Karl Marx's Theory of History: A Defence
Karl Marx's Theory of History: A Defence is a 1978 book by Gerald Cohen that interprets Marxism as a scientific theory of history. The culmination of Cohen's attempts to reformulate Karl Marx's doctrines of alienation, exploitation, and historical materialism, it applied the techniques of analytic philosophy to the elucidation and defence of Marx's materialist conception of history, thereby helping to establish Analytical Marxism. The work for which Cohen is best known, it was awarded the Isaac Deutscher memorial prize.
Cohen's interpretation of Marx, which resembles that of Karl Kautsky and Georgi Plekhanov, runs counter to most forms of twentieth century Marxism and has been seen as a form of technological determinism. Critics have seen its determinism as misguided.
Interpretation of Marx
Cohen maintains that the technological determinism of Marx's summary of his science of history in the preface to A Contribution to the Critique of Political Economy defines his real views on the subject, a view with which other scholars have disagreed. This interpretation of Marx closely resembles that of Kautsky and Plekhanov, and runs counter to most forms of twentieth century Marxism, which emphasized the importance of the relations of production. Cohen employs analytic philosophy to make his case. He defends technological determinism by arguing for two theses, which he calls the "development thesis" and the "primacy thesis." The development thesis rests upon three presuppositions: that human beings are "somewhat rational", that their historical situation is one of scarcity, and that they "possess intelligence of a kind and degree which enables them to improve their situation." The existence of scarcity ensures a struggle for survival, the existence of intelligence ensures that scarcity-reducing innovations will occur, and the existence of rationality ensures that there will be a tendency to adopt them. Cohen seeks to establish the primacy thesis by arguing that different relations of production have differential capabilities for generating growth in the productive forces at different stages of development.
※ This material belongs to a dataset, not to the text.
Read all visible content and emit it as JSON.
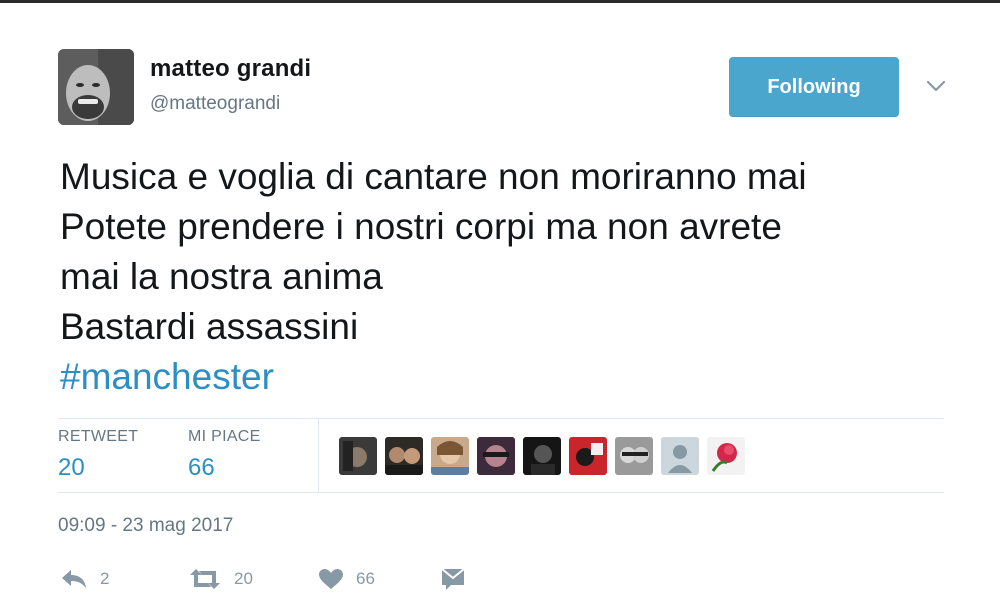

Influence and scholarly evaluation
Cohen's work helped establish Analytical Marxism as a school of thought, was praised by scholars such as David McLellan, and historian G. E. M. de Ste. Croix, and came to be seen as a classic. Its interpretation of Marxism was called brilliant yet "old-fashioned" by Peter Singer, while Norman Geras described it as the leading philosophical discussion of the way in which the character of human beings in any setting depends upon the nature of the prevailing social relations. Roger Scruton, though finding Cohen's attempt to present historical materialism as a scientific hypothesis impressive, observes that it shows how difficult it is to develop the necessary concepts. M. C. Howard and J. E. King note that Cohen's ideas have played no role in the debate on underdevelopment. They find this surprising, given their relevance to it. They believe that Cohen's analysis is of higher quality than that of the main protagonists in the debate, reinforcing their critical view of the work of Paul Baran, Andre Gunder Frank, and Immanuel Wallerstein.
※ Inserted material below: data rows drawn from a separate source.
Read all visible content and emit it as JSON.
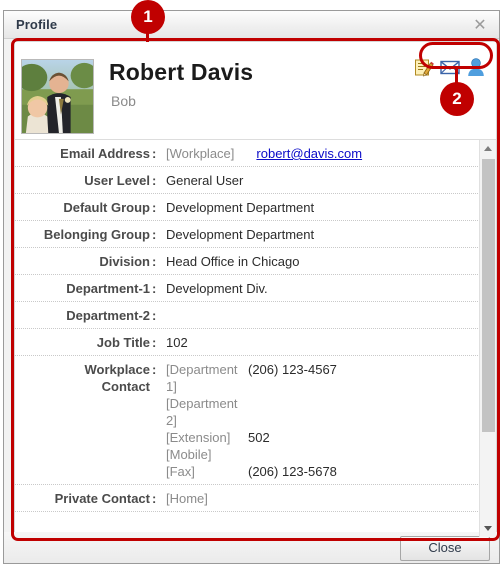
{
  "window": {
    "title": "Profile",
    "close_icon": "close-x-icon"
  },
  "header": {
    "name": "Robert Davis",
    "alias": "Bob",
    "photo_alt": "profile-photo",
    "actions": [
      {
        "name": "edit-profile-icon",
        "title": "Edit"
      },
      {
        "name": "send-mail-icon",
        "title": "Mail"
      },
      {
        "name": "user-icon",
        "title": "User"
      }
    ]
  },
  "details": [
    {
      "label": "Email Address",
      "type": "email",
      "tag": "[Workplace]",
      "value": "robert@davis.com"
    },
    {
      "label": "User Level",
      "type": "text",
      "value": "General User"
    },
    {
      "label": "Default Group",
      "type": "text",
      "value": "Development Department"
    },
    {
      "label": "Belonging Group",
      "type": "text",
      "value": "Development Department"
    },
    {
      "label": "Division",
      "type": "text",
      "value": "Head Office in Chicago"
    },
    {
      "label": "Department-1",
      "type": "text",
      "value": "Development Div."
    },
    {
      "label": "Department-2",
      "type": "text",
      "value": ""
    },
    {
      "label": "Job Title",
      "type": "text",
      "value": "102"
    },
    {
      "label": "Workplace\nContact",
      "type": "pairs",
      "pairs": [
        {
          "key": "[Department 1]",
          "value": "(206) 123-4567"
        },
        {
          "key": "[Department 2]",
          "value": ""
        },
        {
          "key": "[Extension]",
          "value": "502"
        },
        {
          "key": "[Mobile]",
          "value": ""
        },
        {
          "key": "[Fax]",
          "value": "(206) 123-5678"
        }
      ]
    },
    {
      "label": "Private Contact",
      "type": "pairs",
      "pairs": [
        {
          "key": "[Home]",
          "value": ""
        }
      ]
    }
  ],
  "scrollbar": {
    "up_icon": "scroll-up-arrow-icon",
    "down_icon": "scroll-down-arrow-icon"
  },
  "footer": {
    "close_label": "Close"
  },
  "callouts": [
    {
      "number": "1"
    },
    {
      "number": "2"
    }
  ],
  "colors": {
    "annotation_red": "#c00000",
    "link_blue": "#0b0bc8",
    "label_gray": "#4b4b4b"
  }
}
Terry Eagleton, who understands Cohen to be espousing a determinist theory in which productive forces automatically produce certain social relations, finds Karl Marx's Theory of History: A Defence to be a skillful defense of a "wrongheaded" idea.
- Karl Marx: His Life and Environment
- Marx and Human Nature: Refutation of a Legend
- The Class Struggle in the Ancient Greek World
- Singer, Peter (2000). Marx: A Very Short Introduction. Oxford: Oxford University Press. p. 105. ISBN 0-19-285405-4.
- Kymlicka, Will (1995). Honderich, Ted, ed. The Oxford Companion to Philosophy. Oxford: Oxford University Press. p. 139. ISBN 0-19-866132-0.
- Howard, M. C.; King, J. C. (1992). A History of Marxian Economics Volume II, 1929-1990. London: Macmillan. pp. 213, 223. ISBN 0-333-38814-3.
- McLellan, David (1995). Karl Marx: A Biography. London: Papermac. p. 440. ISBN 0-333-63947-2.
- de Ste. Croix, G. E. M. (1989). The Class Struggle in the Ancient Greek World: From the Archaic Age to the Arab Conquests. Ithaca: Cornell University Press. p. xi. ISBN 0-8014-9597-0.
- Berlin, Isaiah; Ryan, Alan; Carver, Terrell (1995). Karl Marx: His Life and Environment. London: Fontana Press. p. 213. ISBN 0-00-686339-6.
- Geras, Norman (1983). Marx and Human Nature: Refutation of a Legend. London: Verso Editions. pp. 39–40. ISBN 0 86091 767 3.
- Scruton, Roger (1985). Thinkers of the New Left. Harlow: Longman Group Limited. pp. 100–101. ISBN 0-582-90273-8.
- Eagleton, Terry (2012). Why Marx Was Right. New Haven: Yale University Press. pp. 49, 242, 243. ISBN 978-0-300-18153-1.